Malkiel, a Princeton Professor famous for his appeal against chart-reading and stock-picking thirty years ago in A Random Walk Down Wall Street, recently published this short paper about asset bubbles. He recounts the history of the famous bubbles in the past (tulips, South Sea companies, Tokyo real estate, etc.), but, unsurprisingly, claims that bubbles ex-ante are very difficult to recognize. Further, even if positive-feedback bubbles existed (a series of papers by Blanchard and his followers has shown that bubbles with rational agents are essentially impossible, so some irrationality is required), it is not clear whether monetary policy could be effectively deployed against them; a famous 2001 AER by Gertler and some guy named Ben Bernanke argue that it cannot. Malkiel closes by arguing that regulation can sometimes halt the rise of bubbles, but even then it is not clear what could be done in many cases – leverage limits and Tobin taxes are not necessarily the solution.

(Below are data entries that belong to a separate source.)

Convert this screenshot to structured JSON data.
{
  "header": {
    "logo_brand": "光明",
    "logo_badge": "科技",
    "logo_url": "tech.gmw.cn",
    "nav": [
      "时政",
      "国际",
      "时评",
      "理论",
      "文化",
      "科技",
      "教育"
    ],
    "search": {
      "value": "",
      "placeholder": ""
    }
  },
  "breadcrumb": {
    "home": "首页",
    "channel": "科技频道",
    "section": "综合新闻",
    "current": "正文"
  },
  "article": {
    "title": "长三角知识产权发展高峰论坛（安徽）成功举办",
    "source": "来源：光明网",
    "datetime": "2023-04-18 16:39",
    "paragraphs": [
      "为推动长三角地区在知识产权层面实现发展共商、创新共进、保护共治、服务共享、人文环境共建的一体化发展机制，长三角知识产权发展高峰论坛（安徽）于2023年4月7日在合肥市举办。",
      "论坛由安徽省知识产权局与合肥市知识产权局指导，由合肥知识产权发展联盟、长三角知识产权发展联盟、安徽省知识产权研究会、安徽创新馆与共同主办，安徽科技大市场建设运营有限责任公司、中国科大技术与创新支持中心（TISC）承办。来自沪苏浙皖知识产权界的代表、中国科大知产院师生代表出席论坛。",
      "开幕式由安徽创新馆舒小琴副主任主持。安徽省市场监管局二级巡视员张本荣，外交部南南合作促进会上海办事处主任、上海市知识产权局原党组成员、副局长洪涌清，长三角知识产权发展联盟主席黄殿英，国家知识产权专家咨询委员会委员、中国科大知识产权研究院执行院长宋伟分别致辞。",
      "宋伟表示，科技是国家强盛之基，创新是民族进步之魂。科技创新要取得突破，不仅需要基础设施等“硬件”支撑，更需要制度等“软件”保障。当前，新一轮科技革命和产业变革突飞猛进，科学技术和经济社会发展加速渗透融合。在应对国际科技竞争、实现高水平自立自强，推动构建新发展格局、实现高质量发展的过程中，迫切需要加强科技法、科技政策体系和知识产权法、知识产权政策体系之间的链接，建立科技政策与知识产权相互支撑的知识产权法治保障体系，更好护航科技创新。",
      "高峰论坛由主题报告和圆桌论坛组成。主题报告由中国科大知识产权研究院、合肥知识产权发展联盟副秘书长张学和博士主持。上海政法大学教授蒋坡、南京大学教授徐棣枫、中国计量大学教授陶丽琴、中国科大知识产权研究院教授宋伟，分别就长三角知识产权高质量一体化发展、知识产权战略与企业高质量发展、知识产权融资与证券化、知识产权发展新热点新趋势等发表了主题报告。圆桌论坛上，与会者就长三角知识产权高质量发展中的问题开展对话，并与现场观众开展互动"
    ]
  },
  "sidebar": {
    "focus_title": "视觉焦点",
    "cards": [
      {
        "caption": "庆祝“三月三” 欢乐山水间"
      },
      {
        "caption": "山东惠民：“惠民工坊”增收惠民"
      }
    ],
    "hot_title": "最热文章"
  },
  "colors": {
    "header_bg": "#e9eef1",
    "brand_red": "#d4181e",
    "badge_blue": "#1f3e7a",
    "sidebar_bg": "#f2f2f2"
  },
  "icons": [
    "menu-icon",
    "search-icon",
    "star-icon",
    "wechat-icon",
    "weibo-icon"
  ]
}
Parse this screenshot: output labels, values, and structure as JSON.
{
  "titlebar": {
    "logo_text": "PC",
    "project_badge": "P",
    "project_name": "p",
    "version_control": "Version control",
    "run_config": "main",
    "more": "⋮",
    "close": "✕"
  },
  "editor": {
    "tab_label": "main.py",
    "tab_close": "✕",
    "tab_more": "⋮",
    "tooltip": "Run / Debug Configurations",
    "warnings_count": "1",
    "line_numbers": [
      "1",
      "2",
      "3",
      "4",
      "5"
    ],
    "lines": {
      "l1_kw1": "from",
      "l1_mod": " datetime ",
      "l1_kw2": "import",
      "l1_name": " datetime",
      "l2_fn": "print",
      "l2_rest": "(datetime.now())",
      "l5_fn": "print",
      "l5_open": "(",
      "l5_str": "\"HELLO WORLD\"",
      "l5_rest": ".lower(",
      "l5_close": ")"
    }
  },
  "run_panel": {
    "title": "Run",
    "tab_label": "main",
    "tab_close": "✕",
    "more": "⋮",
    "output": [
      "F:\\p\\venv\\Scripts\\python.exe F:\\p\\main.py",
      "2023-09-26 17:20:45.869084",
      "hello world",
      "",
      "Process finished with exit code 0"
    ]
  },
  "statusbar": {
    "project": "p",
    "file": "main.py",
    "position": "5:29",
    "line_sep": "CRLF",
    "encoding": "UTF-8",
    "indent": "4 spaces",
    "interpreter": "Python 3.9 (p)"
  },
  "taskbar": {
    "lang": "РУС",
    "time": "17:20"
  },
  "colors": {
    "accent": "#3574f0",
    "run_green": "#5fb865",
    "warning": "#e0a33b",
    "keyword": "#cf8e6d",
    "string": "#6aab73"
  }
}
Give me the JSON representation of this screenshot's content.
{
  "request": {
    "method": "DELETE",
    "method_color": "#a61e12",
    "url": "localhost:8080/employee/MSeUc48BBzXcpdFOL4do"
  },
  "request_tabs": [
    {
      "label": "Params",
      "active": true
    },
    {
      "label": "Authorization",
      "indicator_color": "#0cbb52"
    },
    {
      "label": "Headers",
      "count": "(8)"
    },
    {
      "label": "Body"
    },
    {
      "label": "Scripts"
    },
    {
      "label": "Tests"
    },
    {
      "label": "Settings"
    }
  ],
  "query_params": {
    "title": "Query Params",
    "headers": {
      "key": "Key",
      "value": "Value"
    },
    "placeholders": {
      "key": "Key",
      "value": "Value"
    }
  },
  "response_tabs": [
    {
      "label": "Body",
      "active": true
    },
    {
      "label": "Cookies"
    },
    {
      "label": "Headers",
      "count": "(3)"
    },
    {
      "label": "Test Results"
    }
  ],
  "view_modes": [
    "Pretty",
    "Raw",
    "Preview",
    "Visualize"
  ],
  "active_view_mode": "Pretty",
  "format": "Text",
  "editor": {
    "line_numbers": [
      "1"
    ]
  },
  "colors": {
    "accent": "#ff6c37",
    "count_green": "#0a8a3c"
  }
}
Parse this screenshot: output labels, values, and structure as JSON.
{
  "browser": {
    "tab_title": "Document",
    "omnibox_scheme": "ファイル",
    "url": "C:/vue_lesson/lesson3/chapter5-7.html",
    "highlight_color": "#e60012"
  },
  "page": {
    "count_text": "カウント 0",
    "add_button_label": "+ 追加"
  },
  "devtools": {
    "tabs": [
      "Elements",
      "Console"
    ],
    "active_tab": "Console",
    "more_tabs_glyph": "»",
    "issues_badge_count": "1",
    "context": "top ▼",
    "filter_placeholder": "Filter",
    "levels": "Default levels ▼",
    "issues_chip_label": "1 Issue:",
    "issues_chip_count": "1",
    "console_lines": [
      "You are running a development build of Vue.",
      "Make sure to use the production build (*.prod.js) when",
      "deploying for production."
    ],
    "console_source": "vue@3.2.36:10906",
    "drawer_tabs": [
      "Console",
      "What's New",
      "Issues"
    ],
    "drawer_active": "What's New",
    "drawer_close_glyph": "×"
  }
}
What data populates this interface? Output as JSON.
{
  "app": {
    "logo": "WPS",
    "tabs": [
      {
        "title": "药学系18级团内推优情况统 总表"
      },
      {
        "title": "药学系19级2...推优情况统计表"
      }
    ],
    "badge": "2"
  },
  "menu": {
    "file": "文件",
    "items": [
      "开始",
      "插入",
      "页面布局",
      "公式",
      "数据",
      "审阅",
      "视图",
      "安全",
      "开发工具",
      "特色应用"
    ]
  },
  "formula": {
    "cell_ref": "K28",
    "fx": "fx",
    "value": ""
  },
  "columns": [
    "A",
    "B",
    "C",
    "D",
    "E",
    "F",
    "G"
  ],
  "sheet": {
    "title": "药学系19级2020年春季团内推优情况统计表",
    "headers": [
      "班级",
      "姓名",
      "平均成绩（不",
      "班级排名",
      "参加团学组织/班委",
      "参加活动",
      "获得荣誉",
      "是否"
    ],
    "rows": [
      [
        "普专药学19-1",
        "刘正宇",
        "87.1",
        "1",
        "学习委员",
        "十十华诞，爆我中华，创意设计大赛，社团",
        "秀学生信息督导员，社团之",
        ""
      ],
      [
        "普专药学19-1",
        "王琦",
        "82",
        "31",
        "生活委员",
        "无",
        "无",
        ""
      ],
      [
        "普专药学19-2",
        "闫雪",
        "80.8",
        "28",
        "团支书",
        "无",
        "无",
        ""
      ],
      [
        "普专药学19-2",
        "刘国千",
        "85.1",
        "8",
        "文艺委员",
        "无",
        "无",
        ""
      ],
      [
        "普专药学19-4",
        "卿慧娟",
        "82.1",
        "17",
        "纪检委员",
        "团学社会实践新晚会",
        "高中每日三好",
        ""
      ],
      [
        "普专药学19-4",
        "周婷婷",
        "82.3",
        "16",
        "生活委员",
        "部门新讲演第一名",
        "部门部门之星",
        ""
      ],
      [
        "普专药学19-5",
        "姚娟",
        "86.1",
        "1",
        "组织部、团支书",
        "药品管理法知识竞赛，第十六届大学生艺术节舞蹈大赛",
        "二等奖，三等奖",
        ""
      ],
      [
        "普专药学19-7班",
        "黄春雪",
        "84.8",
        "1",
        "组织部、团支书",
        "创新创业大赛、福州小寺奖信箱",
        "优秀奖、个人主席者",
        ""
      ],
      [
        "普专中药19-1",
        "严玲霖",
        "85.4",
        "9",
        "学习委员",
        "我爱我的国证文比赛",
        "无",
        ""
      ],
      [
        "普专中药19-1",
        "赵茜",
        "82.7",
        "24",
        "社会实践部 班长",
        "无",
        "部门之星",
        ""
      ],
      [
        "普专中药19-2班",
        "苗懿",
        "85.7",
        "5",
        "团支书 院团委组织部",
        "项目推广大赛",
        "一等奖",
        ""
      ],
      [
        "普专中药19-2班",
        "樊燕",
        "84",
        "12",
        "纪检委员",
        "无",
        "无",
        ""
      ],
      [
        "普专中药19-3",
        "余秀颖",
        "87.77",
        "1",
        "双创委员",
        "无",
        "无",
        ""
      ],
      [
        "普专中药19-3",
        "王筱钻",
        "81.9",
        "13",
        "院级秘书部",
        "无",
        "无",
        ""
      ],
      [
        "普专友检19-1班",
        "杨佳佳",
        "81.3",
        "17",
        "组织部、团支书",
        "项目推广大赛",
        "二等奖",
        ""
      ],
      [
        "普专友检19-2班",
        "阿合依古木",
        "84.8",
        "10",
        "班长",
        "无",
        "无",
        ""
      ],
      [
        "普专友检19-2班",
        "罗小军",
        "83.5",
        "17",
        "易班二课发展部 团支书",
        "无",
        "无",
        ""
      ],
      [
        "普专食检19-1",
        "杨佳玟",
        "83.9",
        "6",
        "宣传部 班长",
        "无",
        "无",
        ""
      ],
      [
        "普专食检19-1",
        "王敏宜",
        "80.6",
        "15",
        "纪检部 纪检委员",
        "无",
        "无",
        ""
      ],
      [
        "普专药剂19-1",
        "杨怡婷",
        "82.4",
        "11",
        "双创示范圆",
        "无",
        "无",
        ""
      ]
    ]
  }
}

An additional value of this paper lies in its fabulous collection of quotes, many of which are familiar if you’ve read Mackay’s famous “Popular Delusions” (1841). For instance, Isaac Newton on losing money in the South Sea bubble: “I can calculate the motion of heavenly bodies, but not the madness of people.” Of course, Isaac could not predict such motion, as neither he (nor anybody) could solve the Three Body Problem for orbital motion. And certainly crowds are that much more complicated.